If you find that the inclass pace is too fast, consider reading some basic material beforehand.

(Applies to Greg's lectures) Taking extensive notes in class works well for some people, but keep in mind that all class notes displayed are already available to you.
Consider bringing a printout of the condensed notes to class. Then you can mark your own observations, clarifications and questions quickly, and spend more time paying attention.

Use the full version of the course notes when studying, not the condensed version. Try to anticipate what is coming next. Try to reprove things. Derive on your own, rather than verifying what is written. When you simply verify what's there, it is easy to overestimate what you've understood.

Don't cram. The most common reason students don't do well on the exams in this course is that they think they can learn the material for an exam in two days.

Spend time on this course regularly. It is a core course in the CS department. If we had programming assignments, you would be spending as much time on this as in comp40. Spend an equivalent amount of time exploring and mastering the theoretical concepts you're presented with. Many students underestimate how much time is required to truly understand some of these topics.

Use all resources available: class notes, the summary PDF document at the top of the Reading page, the videos, the book, the web. Do practice problems from the book, starting with the more basic ones. In many cases you can make your own practice problems (e.g. draw an arbitrary graph and find shortest paths).

As much as possible, don't memorize. Instead, understand.

Pretend that you will have to teach the material that you're reading, to 100 people.

Try to do the homework on your own. If you are entirely stuck, get only basic hints from your classmates and TAs, but don't rush to do this if you've only spent an hour or two on a problem. If you have no idea how to approach a problem, then you probably need to study the basics a bit more: take the time to review the material from the corresponding lectures, and solve some easier exercises on your own. Then think about what tools you have just learned about, and whether they might help. If none of this works, then get some hints.

When stuck solving homework problems, see how you'd handle a madeup example. Think about whether your example is oversimplified, whether you've made unnecessary assumptions, and whether your solution is generalizable (if applicable). Also, sometimes it's a good idea to add extra assumptions, thus making the problem easier to solve, and gradually remove the assumptions.

Read the homework solutions even if you got a good score. Sometimes graders don't notice subtle mistakes on homework submissions. Reading the solutions might help you avoid repeating such mistakes on an exam. Also, even if your ideas worked, the solutions might have a more efficient idea or description that will end up worth knowing about.
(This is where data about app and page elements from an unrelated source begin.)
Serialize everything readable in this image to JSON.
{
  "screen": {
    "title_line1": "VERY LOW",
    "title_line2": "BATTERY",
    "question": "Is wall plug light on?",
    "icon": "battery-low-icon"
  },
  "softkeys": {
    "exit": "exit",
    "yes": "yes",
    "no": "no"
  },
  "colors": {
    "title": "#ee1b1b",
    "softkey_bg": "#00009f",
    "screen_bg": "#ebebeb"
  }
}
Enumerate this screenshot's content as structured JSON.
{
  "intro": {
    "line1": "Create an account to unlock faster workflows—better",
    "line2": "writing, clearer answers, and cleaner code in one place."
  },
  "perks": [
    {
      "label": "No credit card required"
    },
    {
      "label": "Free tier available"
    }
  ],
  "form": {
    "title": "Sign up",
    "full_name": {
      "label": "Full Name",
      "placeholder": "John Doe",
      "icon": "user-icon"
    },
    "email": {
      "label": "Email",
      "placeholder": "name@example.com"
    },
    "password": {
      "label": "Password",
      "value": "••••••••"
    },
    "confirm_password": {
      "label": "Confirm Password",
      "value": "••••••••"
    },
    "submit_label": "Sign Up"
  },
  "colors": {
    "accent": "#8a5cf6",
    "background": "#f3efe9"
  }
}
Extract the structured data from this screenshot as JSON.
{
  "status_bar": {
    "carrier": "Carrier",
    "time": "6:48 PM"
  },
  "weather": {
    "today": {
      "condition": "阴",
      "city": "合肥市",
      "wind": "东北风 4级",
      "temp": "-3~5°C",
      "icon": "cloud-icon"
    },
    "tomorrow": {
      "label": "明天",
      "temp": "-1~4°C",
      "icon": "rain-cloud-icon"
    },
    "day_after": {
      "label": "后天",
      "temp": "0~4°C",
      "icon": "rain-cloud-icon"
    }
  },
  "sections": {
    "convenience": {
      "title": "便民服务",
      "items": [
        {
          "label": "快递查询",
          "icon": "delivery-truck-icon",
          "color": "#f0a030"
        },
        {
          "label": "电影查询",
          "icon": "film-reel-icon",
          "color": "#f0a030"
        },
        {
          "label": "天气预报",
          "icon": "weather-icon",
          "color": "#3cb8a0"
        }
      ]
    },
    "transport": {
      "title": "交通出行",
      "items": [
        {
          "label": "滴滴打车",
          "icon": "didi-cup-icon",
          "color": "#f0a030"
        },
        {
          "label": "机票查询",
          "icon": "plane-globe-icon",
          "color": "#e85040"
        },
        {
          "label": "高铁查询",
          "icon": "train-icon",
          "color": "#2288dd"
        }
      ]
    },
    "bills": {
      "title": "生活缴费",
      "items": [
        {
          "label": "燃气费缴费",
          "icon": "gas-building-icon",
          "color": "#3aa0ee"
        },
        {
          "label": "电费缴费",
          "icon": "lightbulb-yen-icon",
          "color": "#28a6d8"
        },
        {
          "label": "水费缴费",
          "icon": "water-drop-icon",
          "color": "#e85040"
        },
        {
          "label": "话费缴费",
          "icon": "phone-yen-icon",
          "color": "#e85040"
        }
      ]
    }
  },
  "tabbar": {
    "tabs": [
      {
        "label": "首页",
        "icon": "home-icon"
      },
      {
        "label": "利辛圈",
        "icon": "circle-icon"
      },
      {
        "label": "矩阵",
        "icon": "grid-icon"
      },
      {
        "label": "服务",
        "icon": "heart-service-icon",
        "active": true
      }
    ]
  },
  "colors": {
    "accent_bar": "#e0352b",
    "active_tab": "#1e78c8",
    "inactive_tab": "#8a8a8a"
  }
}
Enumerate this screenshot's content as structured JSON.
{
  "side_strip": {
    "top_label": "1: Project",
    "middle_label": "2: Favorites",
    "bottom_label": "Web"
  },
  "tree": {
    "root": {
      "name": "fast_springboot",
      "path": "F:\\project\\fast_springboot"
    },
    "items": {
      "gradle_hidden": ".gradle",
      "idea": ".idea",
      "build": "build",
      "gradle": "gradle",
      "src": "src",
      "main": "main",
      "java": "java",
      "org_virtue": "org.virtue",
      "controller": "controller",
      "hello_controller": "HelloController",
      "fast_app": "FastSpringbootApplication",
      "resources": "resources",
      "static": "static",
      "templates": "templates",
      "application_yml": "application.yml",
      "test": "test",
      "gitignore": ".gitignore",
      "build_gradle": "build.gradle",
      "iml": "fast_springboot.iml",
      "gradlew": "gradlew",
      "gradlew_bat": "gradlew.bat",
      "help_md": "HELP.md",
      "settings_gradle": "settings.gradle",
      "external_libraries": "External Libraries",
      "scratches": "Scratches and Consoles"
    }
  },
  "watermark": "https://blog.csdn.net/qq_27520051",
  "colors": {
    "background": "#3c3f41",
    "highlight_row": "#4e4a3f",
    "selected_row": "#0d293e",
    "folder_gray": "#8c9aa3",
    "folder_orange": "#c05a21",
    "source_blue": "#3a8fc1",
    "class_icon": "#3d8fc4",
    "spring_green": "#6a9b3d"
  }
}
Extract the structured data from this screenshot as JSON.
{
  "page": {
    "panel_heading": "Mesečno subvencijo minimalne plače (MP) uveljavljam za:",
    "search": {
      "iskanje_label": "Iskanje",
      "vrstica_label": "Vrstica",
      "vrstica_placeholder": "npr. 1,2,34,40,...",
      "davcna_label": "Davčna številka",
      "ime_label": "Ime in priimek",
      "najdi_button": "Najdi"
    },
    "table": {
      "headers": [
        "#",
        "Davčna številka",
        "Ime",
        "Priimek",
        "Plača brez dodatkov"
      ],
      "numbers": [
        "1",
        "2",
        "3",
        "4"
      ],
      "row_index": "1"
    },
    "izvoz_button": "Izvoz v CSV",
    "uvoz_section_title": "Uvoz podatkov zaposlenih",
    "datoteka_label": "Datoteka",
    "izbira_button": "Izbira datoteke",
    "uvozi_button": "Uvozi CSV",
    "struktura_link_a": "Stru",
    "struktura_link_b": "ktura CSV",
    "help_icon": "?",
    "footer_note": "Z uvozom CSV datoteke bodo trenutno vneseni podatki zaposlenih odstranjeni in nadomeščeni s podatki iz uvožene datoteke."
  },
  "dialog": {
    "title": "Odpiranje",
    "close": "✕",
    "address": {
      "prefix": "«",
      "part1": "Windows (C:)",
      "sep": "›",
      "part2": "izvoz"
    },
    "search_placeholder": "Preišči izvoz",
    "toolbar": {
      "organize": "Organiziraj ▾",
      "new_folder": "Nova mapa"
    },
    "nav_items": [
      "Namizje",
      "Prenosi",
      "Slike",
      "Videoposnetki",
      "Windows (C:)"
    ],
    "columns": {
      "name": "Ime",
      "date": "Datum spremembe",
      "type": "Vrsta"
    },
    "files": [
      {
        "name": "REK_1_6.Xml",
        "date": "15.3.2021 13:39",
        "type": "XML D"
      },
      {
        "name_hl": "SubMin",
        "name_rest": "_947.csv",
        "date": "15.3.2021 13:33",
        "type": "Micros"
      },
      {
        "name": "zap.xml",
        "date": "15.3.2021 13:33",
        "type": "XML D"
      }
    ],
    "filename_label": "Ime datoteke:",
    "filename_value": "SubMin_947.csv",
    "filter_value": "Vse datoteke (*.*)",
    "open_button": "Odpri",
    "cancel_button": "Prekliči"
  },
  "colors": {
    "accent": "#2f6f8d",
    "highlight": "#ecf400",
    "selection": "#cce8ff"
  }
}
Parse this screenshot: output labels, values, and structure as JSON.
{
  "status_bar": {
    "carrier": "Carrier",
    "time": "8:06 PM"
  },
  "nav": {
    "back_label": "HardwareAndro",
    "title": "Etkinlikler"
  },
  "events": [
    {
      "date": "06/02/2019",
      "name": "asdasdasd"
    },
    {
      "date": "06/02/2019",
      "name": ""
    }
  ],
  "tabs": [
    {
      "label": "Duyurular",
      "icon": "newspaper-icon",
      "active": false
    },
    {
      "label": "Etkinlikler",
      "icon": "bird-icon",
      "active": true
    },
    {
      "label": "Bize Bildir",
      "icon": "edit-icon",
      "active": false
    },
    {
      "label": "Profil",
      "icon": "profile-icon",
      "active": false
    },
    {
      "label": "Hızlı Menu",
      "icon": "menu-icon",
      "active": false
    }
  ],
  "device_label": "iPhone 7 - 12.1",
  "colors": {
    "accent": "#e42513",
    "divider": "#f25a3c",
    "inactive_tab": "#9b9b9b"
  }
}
Don't hesitate to talk to the instructors and the TAs.
Students and instructors of this course are to respect the following:
Don't cheat:
 If you cheat on an exam, the standard penalty is a suspension and most likely an F in the course.
 It is not acceptable to copy solutions from any source. You may work on homework assignments with your classmates as long as this is mentioned on your submission. However if your solutions show signs of copying, there may be consequences.
 If, for whatever reason, your homework solutions end up matching my solutions in a noncoincidental way (e.g. word for word), this will count as cheating. The same holds for answers to exam questions that are not directly related to course notes. If the reasoning of this rule is not clear, please ask.